The Mudumalai National Park and Wildlife Sanctuary also a declared tiger reserve, lies on the northwestern side of the Nilgiri Hills (Blue Mountains), in Nilgiri District, about 150 kilometres (93 mi) north-west of Coimbatore city in Tamil Nadu. It shares its boundaries with the states of Karnataka and Kerala. The sanctuary is divided into five ranges – Masinagudi, Thepakadu, Mudumalai, Kargudi and Nellakota.
The protected area is home to several endangered and vulnerable species including Indian elephant, Bengal tiger, gaur and Indian leopard. There are at least 266 species of birds in the sanctuary, including critically endangered Indian white-rumped vulture and long-billed vulture.
A KSRTC Bus Journey through Muthumalai and Bandipur Forests – VIDEO
Video – Rahul Achakottil.
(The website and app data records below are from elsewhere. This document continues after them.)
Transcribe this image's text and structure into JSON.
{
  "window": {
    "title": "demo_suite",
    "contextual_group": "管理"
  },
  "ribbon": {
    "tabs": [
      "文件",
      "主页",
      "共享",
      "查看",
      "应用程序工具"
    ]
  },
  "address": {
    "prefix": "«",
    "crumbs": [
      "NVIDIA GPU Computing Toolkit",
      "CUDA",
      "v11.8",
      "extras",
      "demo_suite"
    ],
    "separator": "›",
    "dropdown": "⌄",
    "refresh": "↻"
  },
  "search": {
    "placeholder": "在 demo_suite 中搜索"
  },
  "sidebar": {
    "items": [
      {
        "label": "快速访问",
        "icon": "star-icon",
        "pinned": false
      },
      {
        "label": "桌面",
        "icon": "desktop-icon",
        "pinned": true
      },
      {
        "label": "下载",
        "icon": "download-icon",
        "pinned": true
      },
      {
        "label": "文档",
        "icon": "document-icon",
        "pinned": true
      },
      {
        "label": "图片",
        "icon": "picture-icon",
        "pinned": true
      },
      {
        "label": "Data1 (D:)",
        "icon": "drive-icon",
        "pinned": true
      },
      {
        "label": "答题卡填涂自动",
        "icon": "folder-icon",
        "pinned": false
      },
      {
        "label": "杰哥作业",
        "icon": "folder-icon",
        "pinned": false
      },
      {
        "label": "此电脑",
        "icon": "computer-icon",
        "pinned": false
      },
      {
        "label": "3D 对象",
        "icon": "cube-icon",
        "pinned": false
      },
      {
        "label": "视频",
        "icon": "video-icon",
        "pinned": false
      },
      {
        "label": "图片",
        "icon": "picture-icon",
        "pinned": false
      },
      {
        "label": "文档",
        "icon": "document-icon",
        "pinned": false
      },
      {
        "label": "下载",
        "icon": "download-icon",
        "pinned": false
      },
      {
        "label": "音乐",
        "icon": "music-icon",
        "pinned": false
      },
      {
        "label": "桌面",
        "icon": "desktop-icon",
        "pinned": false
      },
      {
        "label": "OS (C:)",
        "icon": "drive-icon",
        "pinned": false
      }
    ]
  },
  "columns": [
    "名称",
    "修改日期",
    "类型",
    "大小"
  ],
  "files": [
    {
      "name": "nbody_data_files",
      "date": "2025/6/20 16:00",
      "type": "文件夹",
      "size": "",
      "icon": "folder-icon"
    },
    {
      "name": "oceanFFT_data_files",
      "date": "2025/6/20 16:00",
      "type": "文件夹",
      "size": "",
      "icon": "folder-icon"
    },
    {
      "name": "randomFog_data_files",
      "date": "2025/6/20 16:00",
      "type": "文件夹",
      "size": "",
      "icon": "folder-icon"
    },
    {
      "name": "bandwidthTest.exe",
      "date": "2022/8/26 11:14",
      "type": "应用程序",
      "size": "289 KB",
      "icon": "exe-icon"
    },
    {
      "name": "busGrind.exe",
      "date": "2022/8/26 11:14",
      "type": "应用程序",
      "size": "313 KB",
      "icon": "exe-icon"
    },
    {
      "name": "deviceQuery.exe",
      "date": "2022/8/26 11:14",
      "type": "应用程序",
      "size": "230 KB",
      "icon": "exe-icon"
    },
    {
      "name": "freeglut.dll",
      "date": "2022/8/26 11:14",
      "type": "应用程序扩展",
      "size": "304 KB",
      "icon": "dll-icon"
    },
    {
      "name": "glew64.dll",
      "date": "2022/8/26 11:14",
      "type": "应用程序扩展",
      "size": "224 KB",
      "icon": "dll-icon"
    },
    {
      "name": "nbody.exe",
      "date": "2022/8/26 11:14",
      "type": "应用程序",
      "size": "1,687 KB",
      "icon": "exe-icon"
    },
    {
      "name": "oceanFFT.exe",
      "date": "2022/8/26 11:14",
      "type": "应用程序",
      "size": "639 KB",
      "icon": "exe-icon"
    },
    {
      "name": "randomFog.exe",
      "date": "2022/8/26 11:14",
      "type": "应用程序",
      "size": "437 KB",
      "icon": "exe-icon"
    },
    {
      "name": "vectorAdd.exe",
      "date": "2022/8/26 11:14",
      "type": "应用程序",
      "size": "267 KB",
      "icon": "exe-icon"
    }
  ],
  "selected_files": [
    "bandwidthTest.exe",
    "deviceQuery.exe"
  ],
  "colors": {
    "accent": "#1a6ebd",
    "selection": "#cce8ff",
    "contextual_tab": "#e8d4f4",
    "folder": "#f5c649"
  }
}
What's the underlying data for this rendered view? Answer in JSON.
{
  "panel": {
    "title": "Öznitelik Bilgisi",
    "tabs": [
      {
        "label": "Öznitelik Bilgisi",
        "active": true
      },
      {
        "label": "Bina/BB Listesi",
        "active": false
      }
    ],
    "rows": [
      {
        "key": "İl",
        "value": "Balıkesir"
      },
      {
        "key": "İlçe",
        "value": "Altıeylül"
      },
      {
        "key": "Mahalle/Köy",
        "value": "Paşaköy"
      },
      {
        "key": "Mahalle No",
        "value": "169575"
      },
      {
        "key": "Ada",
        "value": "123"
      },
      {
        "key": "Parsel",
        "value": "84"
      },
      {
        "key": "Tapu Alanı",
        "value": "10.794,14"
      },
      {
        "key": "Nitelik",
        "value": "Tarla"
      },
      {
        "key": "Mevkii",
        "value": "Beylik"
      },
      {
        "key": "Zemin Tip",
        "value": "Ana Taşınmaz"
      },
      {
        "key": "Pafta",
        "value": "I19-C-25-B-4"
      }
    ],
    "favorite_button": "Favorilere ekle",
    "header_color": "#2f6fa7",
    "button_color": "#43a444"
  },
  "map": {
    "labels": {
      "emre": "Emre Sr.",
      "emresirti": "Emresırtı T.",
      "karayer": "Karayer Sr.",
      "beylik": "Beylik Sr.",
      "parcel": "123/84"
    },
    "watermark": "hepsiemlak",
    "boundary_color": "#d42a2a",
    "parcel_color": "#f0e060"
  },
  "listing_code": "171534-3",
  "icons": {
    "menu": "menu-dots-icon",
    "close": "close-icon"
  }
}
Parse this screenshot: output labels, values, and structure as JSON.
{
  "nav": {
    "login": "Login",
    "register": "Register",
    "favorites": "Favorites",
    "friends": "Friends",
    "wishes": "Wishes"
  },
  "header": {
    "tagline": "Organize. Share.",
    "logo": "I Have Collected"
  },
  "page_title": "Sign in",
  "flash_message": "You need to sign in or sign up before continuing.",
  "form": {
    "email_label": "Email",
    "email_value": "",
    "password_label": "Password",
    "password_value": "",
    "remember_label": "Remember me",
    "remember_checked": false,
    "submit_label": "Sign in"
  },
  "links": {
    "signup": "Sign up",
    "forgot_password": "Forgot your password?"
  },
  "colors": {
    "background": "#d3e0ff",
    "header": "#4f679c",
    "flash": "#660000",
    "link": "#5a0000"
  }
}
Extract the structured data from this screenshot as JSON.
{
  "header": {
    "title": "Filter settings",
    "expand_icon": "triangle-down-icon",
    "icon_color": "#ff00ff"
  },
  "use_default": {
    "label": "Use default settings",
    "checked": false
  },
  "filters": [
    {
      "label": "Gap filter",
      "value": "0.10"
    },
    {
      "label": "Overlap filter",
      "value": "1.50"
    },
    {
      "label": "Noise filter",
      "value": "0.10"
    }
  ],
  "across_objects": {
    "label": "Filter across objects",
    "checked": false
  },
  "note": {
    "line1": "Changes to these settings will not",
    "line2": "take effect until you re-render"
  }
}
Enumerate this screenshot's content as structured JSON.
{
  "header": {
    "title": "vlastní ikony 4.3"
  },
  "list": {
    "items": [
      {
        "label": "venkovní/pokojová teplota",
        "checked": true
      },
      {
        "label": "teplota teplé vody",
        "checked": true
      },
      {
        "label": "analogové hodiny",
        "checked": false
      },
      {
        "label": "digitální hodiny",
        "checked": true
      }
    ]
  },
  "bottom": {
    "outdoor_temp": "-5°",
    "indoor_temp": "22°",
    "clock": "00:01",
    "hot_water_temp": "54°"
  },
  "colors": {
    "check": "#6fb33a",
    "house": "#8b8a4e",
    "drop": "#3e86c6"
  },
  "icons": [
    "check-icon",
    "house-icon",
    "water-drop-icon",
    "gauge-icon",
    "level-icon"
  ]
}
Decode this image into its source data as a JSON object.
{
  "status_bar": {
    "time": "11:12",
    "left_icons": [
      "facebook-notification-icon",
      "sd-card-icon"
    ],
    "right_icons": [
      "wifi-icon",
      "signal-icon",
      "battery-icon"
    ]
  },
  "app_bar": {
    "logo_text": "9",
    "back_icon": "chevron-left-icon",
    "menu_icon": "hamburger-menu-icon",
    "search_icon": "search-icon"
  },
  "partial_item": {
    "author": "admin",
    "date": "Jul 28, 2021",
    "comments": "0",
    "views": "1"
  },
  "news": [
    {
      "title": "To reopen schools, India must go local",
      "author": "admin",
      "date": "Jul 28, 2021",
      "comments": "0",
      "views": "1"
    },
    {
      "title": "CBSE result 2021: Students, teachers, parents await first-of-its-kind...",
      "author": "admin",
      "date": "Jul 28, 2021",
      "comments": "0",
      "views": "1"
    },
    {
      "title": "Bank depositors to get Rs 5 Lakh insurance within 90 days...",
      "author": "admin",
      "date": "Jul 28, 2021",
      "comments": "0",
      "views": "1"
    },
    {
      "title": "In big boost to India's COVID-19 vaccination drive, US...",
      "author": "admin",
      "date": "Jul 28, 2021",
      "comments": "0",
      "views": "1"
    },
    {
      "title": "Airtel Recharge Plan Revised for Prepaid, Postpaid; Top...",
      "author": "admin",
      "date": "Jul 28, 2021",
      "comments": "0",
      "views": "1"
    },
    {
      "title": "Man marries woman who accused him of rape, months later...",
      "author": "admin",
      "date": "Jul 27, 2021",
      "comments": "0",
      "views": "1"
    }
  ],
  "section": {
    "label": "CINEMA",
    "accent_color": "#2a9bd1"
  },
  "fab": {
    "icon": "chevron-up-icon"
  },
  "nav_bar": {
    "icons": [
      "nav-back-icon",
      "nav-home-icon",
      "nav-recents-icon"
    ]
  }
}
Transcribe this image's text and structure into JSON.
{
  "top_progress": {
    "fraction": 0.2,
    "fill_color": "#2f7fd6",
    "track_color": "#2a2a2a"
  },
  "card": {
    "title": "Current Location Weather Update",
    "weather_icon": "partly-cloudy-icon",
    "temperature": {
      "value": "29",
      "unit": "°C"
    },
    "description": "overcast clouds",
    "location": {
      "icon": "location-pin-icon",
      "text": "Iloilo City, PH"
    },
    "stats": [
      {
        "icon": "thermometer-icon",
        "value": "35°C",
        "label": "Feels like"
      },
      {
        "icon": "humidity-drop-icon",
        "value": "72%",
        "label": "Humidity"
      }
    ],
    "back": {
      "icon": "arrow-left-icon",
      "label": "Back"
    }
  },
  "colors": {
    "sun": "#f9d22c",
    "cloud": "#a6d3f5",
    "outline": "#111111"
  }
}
The Western Ghats Nilgiri Sub-Cluster of 6,000 square kilometres (2,300 sq mi), including all of Mudumalai National Park, is under consideration by the UNESCO World Heritage Committee for selection as a World Heritage Site.
There are 48 tigers in the Nilgiri Reserve across which tigers are free to roam.
There are three main types of forest in the sanctuary: tropical moist deciduous occur in the western Benne Block, where rainfall is higher than in the other blocks. Tropical dry deciduous forest occurs in the middle and southern tropical dry thorn forests are in the east.
In addition there are patches of tropical semi-evergreen forest in the southwest and western part of Mudumalai. The annual rainfall there exceeds 2,000 mm (79 in). Tree species in this habitat include Casseria ovoides, Litsea mysorensis, Cinnamomum malabatrum and Olea dioca. Climbers including sneeze wort (Dregea volubilis), Gnetum ula and Entada scandens are also found in these semi-evergreen forests.
Moist bamboo brakes are found amidst dry deciduous, moist deciduous and semi-evergreen forests and along the fringes of riparian forests and swamps. There are two species of bamboo found in Mudumalai, the giant clumping bamboos: Bambusa (arundinacea) and Dendrocalamus strictus. Elephants and gaur eat both species of bamboo.
In all types of forest, a green strip of riparian forest is seen along the shore of dry seasonal and perennial streams. This type of forest remains green in all seasons. The plant species found here includes: Mangifera indica, Pongamia glabra, Terminalia arjuna, Syzygium cumini, Indian rosewood Dalbergia latifolia and the bamboos. Larger mammals such as elephant, gaur, sambar and tiger use riparian forest patches for feeding and resting.
This sanctuary is home to several species of wild relatives of cultivated plants including wild rice, wild ginger, turmeric, cinnamon, solanum, guava, mango and pepper that act as a reserve gene pool for the cultivated plants. In places mixed vegetation types are present. The deciduous trees shed their green leaves during the summer, and adopt a floral garb while the arrival of the monsoons hails fruits and tender greens.